### Excerpted data
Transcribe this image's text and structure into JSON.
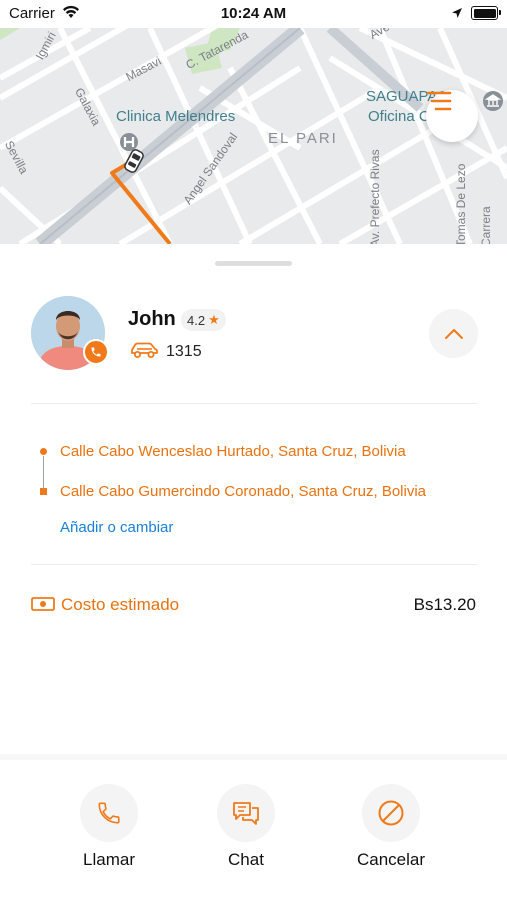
{
  "status_bar": {
    "carrier": "Carrier",
    "time": "10:24 AM"
  },
  "map": {
    "streets": [
      "Igmiri",
      "Masavi",
      "C. Tatarenda",
      "Galaxia",
      "Sevilla",
      "Angel Sandoval",
      "Av. Prefecto Rivas",
      "Tomas De Lezo",
      "Carrera",
      "Ave"
    ],
    "pois": {
      "clinic": "Clinica Melendres",
      "office_line1": "SAGUAPAC",
      "office_line2": "Oficina Central"
    },
    "area": "EL PARI"
  },
  "driver": {
    "name": "John",
    "rating": "4.2",
    "car_number": "1315"
  },
  "route": {
    "pickup": "Calle Cabo Wenceslao Hurtado, Santa Cruz, Bolivia",
    "dropoff": "Calle Cabo Gumercindo Coronado, Santa Cruz, Bolivia",
    "change_link": "Añadir o cambiar"
  },
  "cost": {
    "label": "Costo estimado",
    "value": "Bs13.20"
  },
  "actions": {
    "call": "Llamar",
    "chat": "Chat",
    "cancel": "Cancelar"
  },
  "colors": {
    "accent": "#f07a1a",
    "link": "#1a7fd8",
    "map_bg": "#e9eaec",
    "poi": "#3f7f8a"
  },
  "icons": [
    "wifi-icon",
    "location-arrow-icon",
    "battery-icon",
    "menu-icon",
    "phone-icon",
    "star-icon",
    "car-icon",
    "chevron-up-icon",
    "cash-icon",
    "chat-icon",
    "cancel-icon",
    "hospital-icon",
    "museum-icon"
  ]
}
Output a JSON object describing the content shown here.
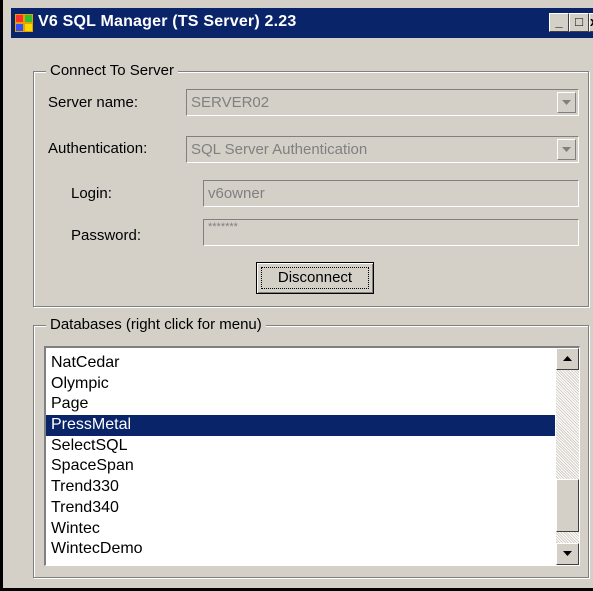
{
  "window": {
    "title": "V6 SQL Manager (TS Server)  2.23",
    "buttons": {
      "minimize": "_",
      "maximize": "□",
      "close": "x"
    }
  },
  "connect": {
    "group_label": "Connect To Server",
    "server_label": "Server name:",
    "server_value": "SERVER02",
    "auth_label": "Authentication:",
    "auth_value": "SQL Server Authentication",
    "login_label": "Login:",
    "login_value": "v6owner",
    "password_label": "Password:",
    "password_value": "*******",
    "disconnect_label": "Disconnect"
  },
  "databases": {
    "group_label": "Databases (right click for menu)",
    "items": [
      "NatCedar",
      "Olympic",
      "Page",
      "PressMetal",
      "SelectSQL",
      "SpaceSpan",
      "Trend330",
      "Trend340",
      "Wintec",
      "WintecDemo"
    ],
    "selected": "PressMetal"
  },
  "colors": {
    "titlebar": "#0a246a",
    "selection": "#0a246a",
    "face": "#d4d0c8"
  }
}
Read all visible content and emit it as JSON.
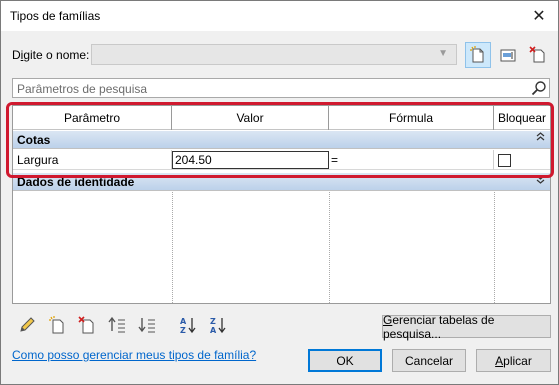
{
  "window": {
    "title": "Tipos de famílias",
    "close_glyph": "✕"
  },
  "name_row": {
    "label_prefix": "D",
    "label_underlined": "i",
    "label_suffix": "gite o nome:",
    "value": ""
  },
  "toolbar_icons": [
    "new-type-icon",
    "rename-type-icon",
    "delete-type-icon"
  ],
  "search": {
    "placeholder": "Parâmetros de pesquisa"
  },
  "grid": {
    "columns": [
      "Parâmetro",
      "Valor",
      "Fórmula",
      "Bloquear"
    ],
    "groups": [
      {
        "label": "Cotas",
        "collapse_glyph": "⌃",
        "rows": [
          {
            "parameter": "Largura",
            "value": "204.50",
            "formula": "=",
            "locked": false
          }
        ]
      },
      {
        "label": "Dados de identidade",
        "collapse_glyph": "⌄",
        "rows": []
      }
    ]
  },
  "bottom_icons": [
    "edit-pencil-icon",
    "new-parameter-icon",
    "delete-parameter-icon",
    "move-up-icon",
    "move-down-icon",
    "sort-ascending-icon",
    "sort-descending-icon"
  ],
  "buttons": {
    "lookup_prefix": "G",
    "lookup_rest": "erenciar tabelas de pesquisa...",
    "ok": "OK",
    "cancel": "Cancelar",
    "apply_prefix": "A",
    "apply_rest": "plicar"
  },
  "help_link": "Como posso gerenciar meus tipos de família?",
  "colors": {
    "highlight": "#d0192f",
    "group_header": "#c8d8ee",
    "link": "#0066cc"
  }
}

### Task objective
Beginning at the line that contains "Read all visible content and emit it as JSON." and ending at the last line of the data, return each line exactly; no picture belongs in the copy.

### Finished task
Read all visible content and emit it as JSON.
{
  "window": {
    "title": "Tipos de famílias",
    "close_glyph": "✕"
  },
  "name_row": {
    "label_prefix": "D",
    "label_underlined": "i",
    "label_suffix": "gite o nome:",
    "value": ""
  },
  "toolbar_icons": [
    "new-type-icon",
    "rename-type-icon",
    "delete-type-icon"
  ],
  "search": {
    "placeholder": "Parâmetros de pesquisa"
  },
  "grid": {
    "columns": [
      "Parâmetro",
      "Valor",
      "Fórmula",
      "Bloquear"
    ],
    "groups": [
      {
        "label": "Cotas",
        "collapse_glyph": "⌃",
        "rows": [
          {
            "parameter": "Largura",
            "value": "204.50",
            "formula": "=",
            "locked": false
          }
        ]
      },
      {
        "label": "Dados de identidade",
        "collapse_glyph": "⌄",
        "rows": []
      }
    ]
  },
  "bottom_icons": [
    "edit-pencil-icon",
    "new-parameter-icon",
    "delete-parameter-icon",
    "move-up-icon",
    "move-down-icon",
    "sort-ascending-icon",
    "sort-descending-icon"
  ],
  "buttons": {
    "lookup_prefix": "G",
    "lookup_rest": "erenciar tabelas de pesquisa...",
    "ok": "OK",
    "cancel": "Cancelar",
    "apply_prefix": "A",
    "apply_rest": "plicar"
  },
  "help_link": "Como posso gerenciar meus tipos de família?",
  "colors": {
    "highlight": "#d0192f",
    "group_header": "#c8d8ee",
    "link": "#0066cc"
  }
}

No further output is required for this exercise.